Studies the evolution of species with the help of Bioinformatics
Dr. Alexandros Stamatakis is the research group leader of the scientific computing group in the Heidelberg Institute for Theoretical Studies (HITS), a full professor at the faculty of computer science of the Karlsruhe Institute of Technology and an adjunct professor at the Department of Ecology and Evolutionary Biology at the University of Arizona at Tucson. He specializes in the field of Bioinformatics, and more specifically, he has devoted his research in the study of the DNA of different species, and tries to find out more about their evolution.

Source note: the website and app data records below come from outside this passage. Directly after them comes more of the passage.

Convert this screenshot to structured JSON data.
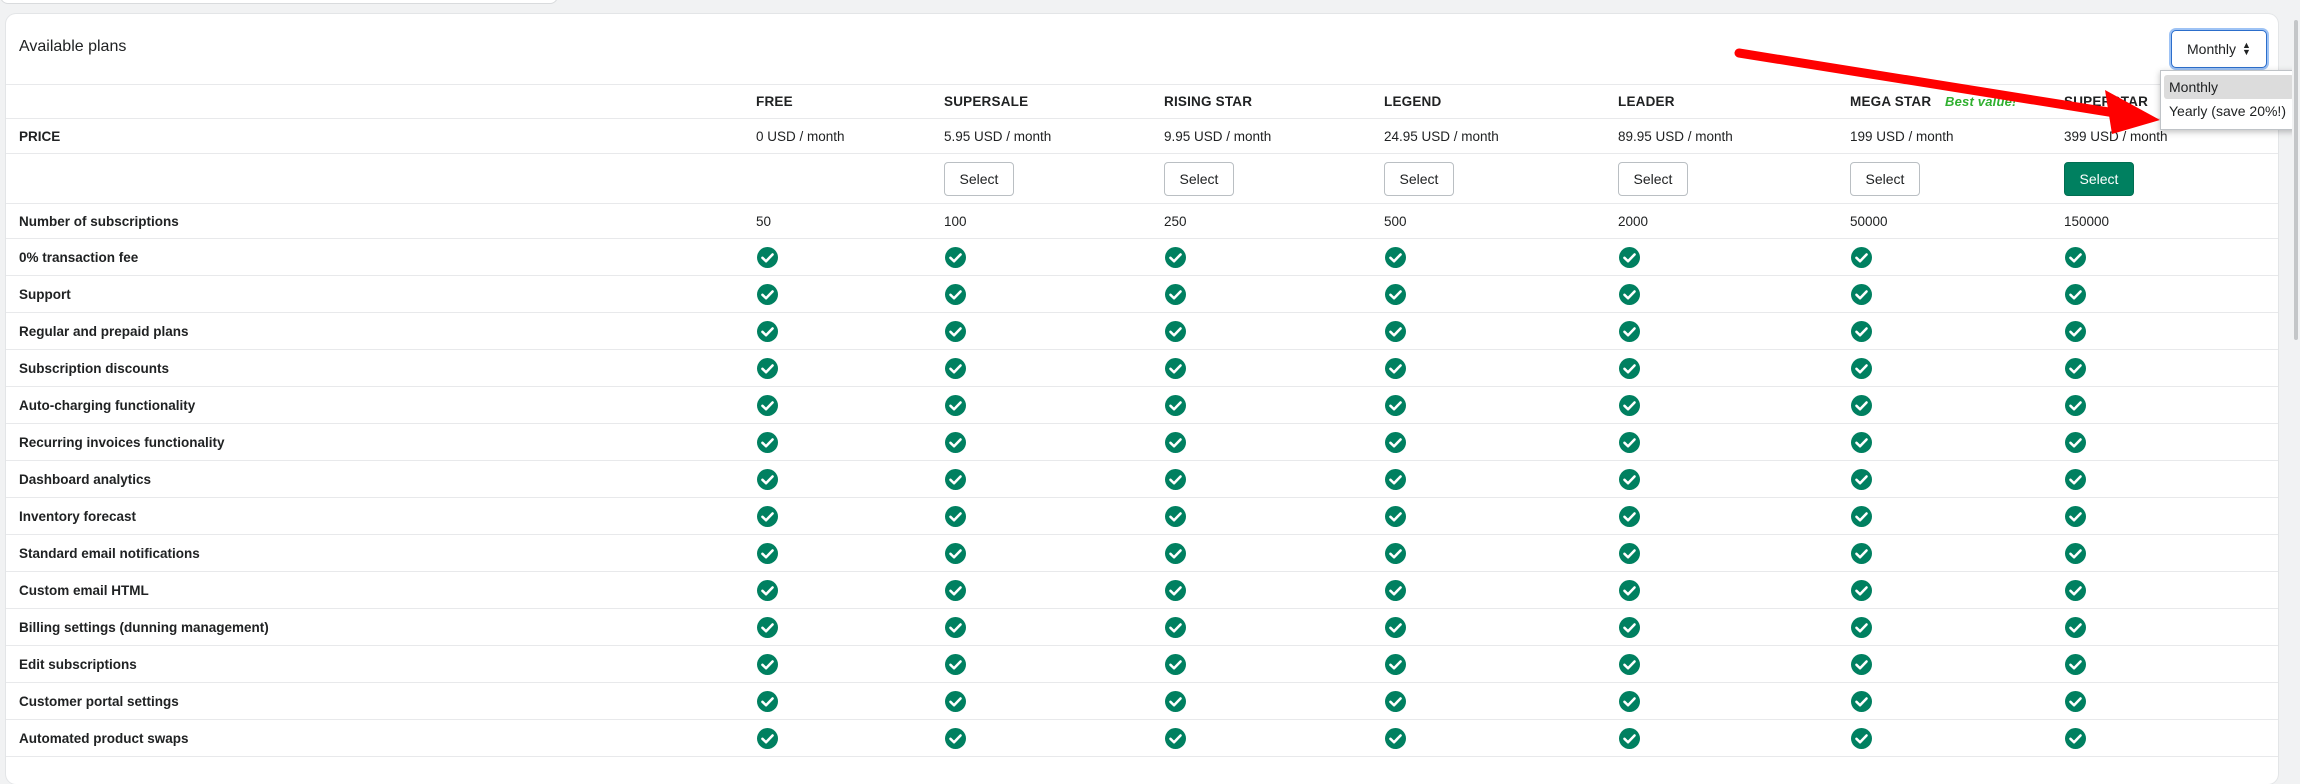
{
  "card": {
    "title": "Available plans"
  },
  "period_select": {
    "value": "Monthly",
    "options": [
      "Monthly",
      "Yearly (save 20%!)"
    ]
  },
  "plans": [
    {
      "name": "FREE",
      "price": "0 USD / month",
      "subscriptions": "50",
      "select_label": ""
    },
    {
      "name": "SUPERSALE",
      "price": "5.95 USD / month",
      "subscriptions": "100",
      "select_label": "Select"
    },
    {
      "name": "RISING STAR",
      "price": "9.95 USD / month",
      "subscriptions": "250",
      "select_label": "Select"
    },
    {
      "name": "LEGEND",
      "price": "24.95 USD / month",
      "subscriptions": "500",
      "select_label": "Select"
    },
    {
      "name": "LEADER",
      "price": "89.95 USD / month",
      "subscriptions": "2000",
      "select_label": "Select"
    },
    {
      "name": "MEGA STAR",
      "price": "199 USD / month",
      "subscriptions": "50000",
      "select_label": "Select",
      "badge": "Best value!"
    },
    {
      "name": "SUPERSTAR",
      "price": "399 USD / month",
      "subscriptions": "150000",
      "select_label": "Select",
      "primary": true
    }
  ],
  "rows": {
    "price_label": "PRICE",
    "subscriptions_label": "Number of subscriptions"
  },
  "features": [
    "0% transaction fee",
    "Support",
    "Regular and prepaid plans",
    "Subscription discounts",
    "Auto-charging functionality",
    "Recurring invoices functionality",
    "Dashboard analytics",
    "Inventory forecast",
    "Standard email notifications",
    "Custom email HTML",
    "Billing settings (dunning management)",
    "Edit subscriptions",
    "Customer portal settings",
    "Automated product swaps"
  ],
  "icons": {
    "included": "check-circle-icon",
    "select_caret": "up-down-caret-icon",
    "annotation": "red-arrow"
  },
  "colors": {
    "primary": "#008060",
    "check": "#008060",
    "badge": "#2fb02f",
    "annotation_arrow": "#ff0000",
    "focus": "#2c6ecb"
  }
}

Bioinformatics is a science that was created by two factors: on the one hand, the growing number of biological data which were hard to process by scientists, and on the other hand, by the fact that Informatics created huge opportunities for the process of these data in a much simpler way. Stamatakis develops programs that can be applied to all kinds of organisms (from viruses and bacteria to insects and birds). Stamatakis’ ulterior goal is to reconstruct the tree of life, which is, to develop all the computing tools that will allow him to reconstruct the evolution of all living creatures, based of course on the existing molecuar data available.
“Our goal is to design and produce models which are safe for research, and more important, that will lead us to the automated knowledge discovery from a great deal of data and information, using techniques for grouped data. We understand that Bioinformatics is a scientific procedure that uses algorithms, models and tools that help biologists create new knowledge on their field and improve their know how”, says Stamatakis at an interview in Imerisia.
Stamatakis was born in Saarbrücken, Germany. His father was a Greek political scientist and his mother a German professor in classical singing. At the age of 4 they moved to Greece, where he attended the German school of Athens. His childhood dream was to become a pilot, but finally it was the science of Informatics that attracted him (Munich Technical School and École Normale Supérieure de Lyon). He did his on-the-job training in Athens, Madrid and Paris. He graduated from Munich Technical School in 2001 (Computer Science) and in 2004 he got his PhD from the same university (parallel computing and reconstruction of evolutionary trees using DNA data).
He never left the field of Bioinformatics and parallel computing, working as a postdoctoral researcher in the Foundation for Research and Technology in Heraklion, Crete, and the Swiss Federal Institute of Technology in Lausanne. In the beginning of 2008 he returned to Munich to start his own independent junior research group (DFG Emmy-Noether grant), initially at LMU and then at TU Munich. In fall 2010 he moved to the Heidelberg Institute for Theoretical Studies (HITS) to start his new job as permanent research group leader of the scientific computing group that also entailed the management of the entire IT HPC infrastructure at HITS until July 2013. In 2012 he was appointed as adjunct professor at the Dept. of Ecology and Evolutionary Biology at the University of Arizona at Tucson and as full professor at the faculty of computer science of the Karlsruhe Institute of Technology.
Even though he resides in Europe, he often visits Crete, where he organizes since 2010 the Summer School of Computational Evolution, in which researchers from all over the world come to participater and to present all the modern methods of biological data analysis.